David M. McIntosh, Todd F. Gaziano February 27, 2017

In 1996, Congress passed the Congressional Review Act (CRA). Before an executive agency rule—broadly defined to include agency guidance documents—can take effect, the CRA requires the agency to submit it to Congress and the Government Accountability Office. The CRA provides fast-track procedures for Congress to overrule any rule with a joint resolution of disapproval if the President signs it into law (or Congress overrides any veto). The expedited procedures may be used during the first 60 session days after the rule is submitted and during the first 60 session days of the next session if the rule was submitted near the end of the previous session. The only successful invalidation of a regulation prior to this year was in 2001, when the Department of Labor ergonomics rule issued at the end of the Clinton Administration was voided.
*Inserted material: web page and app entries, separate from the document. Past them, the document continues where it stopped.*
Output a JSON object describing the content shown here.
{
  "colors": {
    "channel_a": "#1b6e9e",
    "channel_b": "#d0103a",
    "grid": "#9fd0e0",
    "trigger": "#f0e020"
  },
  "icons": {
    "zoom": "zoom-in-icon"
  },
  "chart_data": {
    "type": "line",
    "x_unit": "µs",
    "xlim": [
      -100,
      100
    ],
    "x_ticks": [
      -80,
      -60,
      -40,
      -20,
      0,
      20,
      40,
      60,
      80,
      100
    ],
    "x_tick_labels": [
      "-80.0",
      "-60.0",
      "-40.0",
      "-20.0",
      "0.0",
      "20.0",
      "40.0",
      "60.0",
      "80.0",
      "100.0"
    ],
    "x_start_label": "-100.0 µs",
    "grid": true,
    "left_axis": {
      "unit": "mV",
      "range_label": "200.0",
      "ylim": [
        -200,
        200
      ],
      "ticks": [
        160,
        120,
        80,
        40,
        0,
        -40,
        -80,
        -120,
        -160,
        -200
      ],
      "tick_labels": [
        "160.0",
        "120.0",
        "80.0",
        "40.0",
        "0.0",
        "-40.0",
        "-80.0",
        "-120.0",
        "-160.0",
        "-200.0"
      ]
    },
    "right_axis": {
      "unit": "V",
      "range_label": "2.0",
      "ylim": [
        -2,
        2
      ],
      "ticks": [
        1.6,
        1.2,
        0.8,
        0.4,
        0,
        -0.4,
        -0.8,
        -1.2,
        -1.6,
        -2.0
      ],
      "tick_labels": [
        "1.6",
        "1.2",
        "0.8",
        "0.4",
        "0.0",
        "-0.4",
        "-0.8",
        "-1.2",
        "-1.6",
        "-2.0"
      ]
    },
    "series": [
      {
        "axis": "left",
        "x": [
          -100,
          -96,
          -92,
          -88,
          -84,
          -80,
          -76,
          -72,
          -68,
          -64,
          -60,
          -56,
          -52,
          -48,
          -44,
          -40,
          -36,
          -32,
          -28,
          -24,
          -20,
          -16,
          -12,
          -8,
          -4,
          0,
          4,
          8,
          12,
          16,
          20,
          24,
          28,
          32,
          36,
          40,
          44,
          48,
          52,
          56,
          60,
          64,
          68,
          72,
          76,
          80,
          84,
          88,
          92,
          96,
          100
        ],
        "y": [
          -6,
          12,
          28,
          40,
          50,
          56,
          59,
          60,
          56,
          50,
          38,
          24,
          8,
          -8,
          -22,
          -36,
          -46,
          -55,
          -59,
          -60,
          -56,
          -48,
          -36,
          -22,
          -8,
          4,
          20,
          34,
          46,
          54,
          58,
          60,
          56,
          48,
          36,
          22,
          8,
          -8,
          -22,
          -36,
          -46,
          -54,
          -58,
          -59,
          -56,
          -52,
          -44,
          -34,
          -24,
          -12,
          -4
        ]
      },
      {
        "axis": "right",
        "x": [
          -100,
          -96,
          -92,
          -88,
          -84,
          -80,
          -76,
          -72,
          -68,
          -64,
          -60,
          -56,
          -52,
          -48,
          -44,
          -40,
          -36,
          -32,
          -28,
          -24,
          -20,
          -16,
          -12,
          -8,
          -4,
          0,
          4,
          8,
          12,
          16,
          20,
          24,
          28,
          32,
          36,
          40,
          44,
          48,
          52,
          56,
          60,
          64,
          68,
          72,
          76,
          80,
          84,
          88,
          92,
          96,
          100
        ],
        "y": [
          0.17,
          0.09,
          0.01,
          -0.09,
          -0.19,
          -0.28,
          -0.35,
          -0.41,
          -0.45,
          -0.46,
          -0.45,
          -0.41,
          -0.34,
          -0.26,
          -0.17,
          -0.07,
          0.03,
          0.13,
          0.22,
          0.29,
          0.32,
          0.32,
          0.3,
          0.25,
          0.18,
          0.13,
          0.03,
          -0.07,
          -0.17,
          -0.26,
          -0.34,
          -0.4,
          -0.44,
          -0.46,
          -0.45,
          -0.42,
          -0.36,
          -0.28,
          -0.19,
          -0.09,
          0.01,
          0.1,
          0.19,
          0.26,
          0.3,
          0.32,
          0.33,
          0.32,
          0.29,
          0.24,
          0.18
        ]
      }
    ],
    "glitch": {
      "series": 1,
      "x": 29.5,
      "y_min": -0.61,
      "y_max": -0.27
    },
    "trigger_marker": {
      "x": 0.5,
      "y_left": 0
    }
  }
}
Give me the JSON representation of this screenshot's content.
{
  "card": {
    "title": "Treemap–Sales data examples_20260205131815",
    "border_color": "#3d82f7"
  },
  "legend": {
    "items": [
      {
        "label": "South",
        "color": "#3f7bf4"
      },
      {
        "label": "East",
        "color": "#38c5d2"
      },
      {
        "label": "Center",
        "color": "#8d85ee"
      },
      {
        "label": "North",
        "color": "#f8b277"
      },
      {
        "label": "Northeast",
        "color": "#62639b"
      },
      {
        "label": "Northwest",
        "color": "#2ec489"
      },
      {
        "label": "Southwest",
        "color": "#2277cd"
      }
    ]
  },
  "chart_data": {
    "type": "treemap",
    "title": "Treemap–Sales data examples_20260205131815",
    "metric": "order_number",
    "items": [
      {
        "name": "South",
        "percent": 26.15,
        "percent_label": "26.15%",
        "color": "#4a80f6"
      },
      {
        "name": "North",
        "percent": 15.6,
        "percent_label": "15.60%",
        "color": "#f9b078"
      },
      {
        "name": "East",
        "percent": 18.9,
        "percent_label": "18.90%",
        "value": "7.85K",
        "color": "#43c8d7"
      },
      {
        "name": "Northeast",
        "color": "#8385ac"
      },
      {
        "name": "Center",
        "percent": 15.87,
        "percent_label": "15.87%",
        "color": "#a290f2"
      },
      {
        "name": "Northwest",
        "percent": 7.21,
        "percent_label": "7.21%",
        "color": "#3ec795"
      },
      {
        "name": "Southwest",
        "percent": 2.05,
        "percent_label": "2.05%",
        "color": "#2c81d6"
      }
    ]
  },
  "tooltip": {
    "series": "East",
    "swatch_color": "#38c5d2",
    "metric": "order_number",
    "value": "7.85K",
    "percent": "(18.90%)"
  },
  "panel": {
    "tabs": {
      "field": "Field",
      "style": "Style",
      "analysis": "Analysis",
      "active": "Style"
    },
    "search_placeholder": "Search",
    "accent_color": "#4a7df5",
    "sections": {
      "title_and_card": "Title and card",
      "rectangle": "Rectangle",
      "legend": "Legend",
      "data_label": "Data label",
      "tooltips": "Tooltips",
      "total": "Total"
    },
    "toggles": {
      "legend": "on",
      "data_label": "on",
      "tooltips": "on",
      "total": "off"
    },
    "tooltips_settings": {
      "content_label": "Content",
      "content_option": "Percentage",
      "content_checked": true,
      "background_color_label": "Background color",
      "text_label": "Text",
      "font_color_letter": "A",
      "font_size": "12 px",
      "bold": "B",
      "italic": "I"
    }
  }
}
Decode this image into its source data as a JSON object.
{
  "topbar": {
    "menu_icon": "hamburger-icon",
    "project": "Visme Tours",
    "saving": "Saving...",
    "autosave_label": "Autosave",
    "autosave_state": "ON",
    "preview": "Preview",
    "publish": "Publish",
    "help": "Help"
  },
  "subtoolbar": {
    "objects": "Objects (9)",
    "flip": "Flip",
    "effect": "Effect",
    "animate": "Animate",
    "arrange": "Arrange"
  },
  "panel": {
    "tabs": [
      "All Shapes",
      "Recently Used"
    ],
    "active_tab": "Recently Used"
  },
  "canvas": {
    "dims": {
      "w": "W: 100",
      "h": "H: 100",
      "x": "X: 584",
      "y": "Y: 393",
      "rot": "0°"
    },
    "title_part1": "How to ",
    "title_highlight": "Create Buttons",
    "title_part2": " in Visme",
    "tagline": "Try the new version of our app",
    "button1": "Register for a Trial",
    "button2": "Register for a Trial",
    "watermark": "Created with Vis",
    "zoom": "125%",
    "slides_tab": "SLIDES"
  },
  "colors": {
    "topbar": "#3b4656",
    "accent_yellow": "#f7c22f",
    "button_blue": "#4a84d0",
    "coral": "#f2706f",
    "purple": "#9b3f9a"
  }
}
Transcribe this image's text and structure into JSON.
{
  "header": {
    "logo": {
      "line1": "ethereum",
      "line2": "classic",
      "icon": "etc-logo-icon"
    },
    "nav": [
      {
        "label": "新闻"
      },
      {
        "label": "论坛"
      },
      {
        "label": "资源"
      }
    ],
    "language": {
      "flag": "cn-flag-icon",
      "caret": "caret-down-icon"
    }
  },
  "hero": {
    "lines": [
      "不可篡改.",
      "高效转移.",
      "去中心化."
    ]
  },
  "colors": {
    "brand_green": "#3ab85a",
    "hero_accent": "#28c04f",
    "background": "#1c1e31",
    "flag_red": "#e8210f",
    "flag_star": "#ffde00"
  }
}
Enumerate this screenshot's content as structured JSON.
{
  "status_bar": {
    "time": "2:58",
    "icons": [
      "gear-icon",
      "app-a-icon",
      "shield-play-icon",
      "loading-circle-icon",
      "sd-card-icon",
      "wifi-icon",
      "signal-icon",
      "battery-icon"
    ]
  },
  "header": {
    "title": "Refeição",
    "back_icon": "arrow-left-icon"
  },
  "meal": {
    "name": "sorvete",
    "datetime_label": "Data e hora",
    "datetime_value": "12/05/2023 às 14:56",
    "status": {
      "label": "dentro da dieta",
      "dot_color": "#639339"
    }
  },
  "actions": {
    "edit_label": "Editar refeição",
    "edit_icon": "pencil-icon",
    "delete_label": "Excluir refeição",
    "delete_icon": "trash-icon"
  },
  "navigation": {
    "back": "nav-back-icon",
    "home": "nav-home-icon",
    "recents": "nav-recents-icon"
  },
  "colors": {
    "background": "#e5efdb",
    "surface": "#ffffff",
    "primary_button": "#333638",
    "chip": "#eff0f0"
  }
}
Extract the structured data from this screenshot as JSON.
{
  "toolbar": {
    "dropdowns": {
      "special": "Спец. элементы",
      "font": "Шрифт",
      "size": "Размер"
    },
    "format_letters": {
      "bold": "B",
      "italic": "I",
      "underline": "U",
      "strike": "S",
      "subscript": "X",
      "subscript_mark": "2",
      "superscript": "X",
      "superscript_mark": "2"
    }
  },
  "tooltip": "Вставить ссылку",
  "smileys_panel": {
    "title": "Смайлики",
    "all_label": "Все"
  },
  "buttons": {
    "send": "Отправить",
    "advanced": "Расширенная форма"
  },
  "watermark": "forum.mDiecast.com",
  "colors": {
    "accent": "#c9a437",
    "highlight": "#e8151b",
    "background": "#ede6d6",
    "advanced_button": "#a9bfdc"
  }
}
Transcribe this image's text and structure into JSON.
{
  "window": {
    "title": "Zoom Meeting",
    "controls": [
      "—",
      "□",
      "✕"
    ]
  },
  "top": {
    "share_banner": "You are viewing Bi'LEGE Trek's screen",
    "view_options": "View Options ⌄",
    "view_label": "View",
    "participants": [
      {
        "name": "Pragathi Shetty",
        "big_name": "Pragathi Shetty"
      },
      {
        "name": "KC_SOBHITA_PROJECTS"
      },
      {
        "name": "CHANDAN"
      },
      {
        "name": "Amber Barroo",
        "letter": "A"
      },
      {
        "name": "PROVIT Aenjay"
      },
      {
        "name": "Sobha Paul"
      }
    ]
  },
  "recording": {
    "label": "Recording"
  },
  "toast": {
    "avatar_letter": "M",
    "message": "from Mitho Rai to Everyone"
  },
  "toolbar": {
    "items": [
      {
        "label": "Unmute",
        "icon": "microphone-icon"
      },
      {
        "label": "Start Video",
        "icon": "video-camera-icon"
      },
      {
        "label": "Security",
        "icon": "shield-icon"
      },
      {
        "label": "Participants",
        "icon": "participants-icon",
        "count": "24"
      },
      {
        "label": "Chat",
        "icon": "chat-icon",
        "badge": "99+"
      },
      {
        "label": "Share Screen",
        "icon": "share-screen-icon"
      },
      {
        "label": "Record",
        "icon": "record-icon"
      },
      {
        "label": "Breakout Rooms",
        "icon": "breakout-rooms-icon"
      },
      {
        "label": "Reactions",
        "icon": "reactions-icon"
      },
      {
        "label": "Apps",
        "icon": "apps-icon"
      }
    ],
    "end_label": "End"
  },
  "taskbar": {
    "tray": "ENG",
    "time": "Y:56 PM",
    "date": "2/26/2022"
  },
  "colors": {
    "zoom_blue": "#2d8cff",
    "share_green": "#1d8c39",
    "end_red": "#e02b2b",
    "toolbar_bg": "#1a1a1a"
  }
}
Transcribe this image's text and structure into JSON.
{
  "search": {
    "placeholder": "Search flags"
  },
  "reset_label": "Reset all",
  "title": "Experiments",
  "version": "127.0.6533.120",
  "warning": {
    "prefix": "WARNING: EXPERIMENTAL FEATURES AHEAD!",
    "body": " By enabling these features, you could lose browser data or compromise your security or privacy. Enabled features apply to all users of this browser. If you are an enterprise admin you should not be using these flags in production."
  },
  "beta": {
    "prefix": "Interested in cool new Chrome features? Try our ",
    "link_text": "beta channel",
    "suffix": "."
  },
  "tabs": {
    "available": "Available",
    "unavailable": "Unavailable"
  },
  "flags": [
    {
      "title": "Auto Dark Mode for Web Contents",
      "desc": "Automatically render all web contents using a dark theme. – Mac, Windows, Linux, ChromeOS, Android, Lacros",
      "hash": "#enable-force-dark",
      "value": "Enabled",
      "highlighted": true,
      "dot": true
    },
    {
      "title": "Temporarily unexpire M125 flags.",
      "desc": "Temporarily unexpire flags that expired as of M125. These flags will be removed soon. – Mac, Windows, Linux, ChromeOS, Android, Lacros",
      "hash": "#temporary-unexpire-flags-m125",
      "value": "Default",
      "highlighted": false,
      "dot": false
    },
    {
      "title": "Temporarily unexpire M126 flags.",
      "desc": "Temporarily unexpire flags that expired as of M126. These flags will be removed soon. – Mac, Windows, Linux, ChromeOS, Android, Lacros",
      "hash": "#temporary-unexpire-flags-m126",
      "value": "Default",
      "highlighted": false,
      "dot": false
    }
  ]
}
In the last few months, there has been renewed attention to the CRA, with Congress’ action to overrule many more rules. And some have asserted that the law may have much broader implications for rules passed over the past 8 years and not previously sent to Congress as the CRA requires.   

Former Congressman David McIntosh, who sponsored the CRA, and former congressional counsel to Mr. McIntosh, Todd Gaziano, will join us to discuss the ins and outs of the CRA and its potential applications in the coming months. This Teleforum is the second installment in our Legal Options for the New Administration series. 

Featuring:

  • Hon. David M. McIntosh, President of the Club for Growth and Vice Chairman of The Federalist Society 
  • Todd F. Gaziano, Senior Fellow in Constitutional Law and Executive Director of Pacific Legal Foundation’s DC Center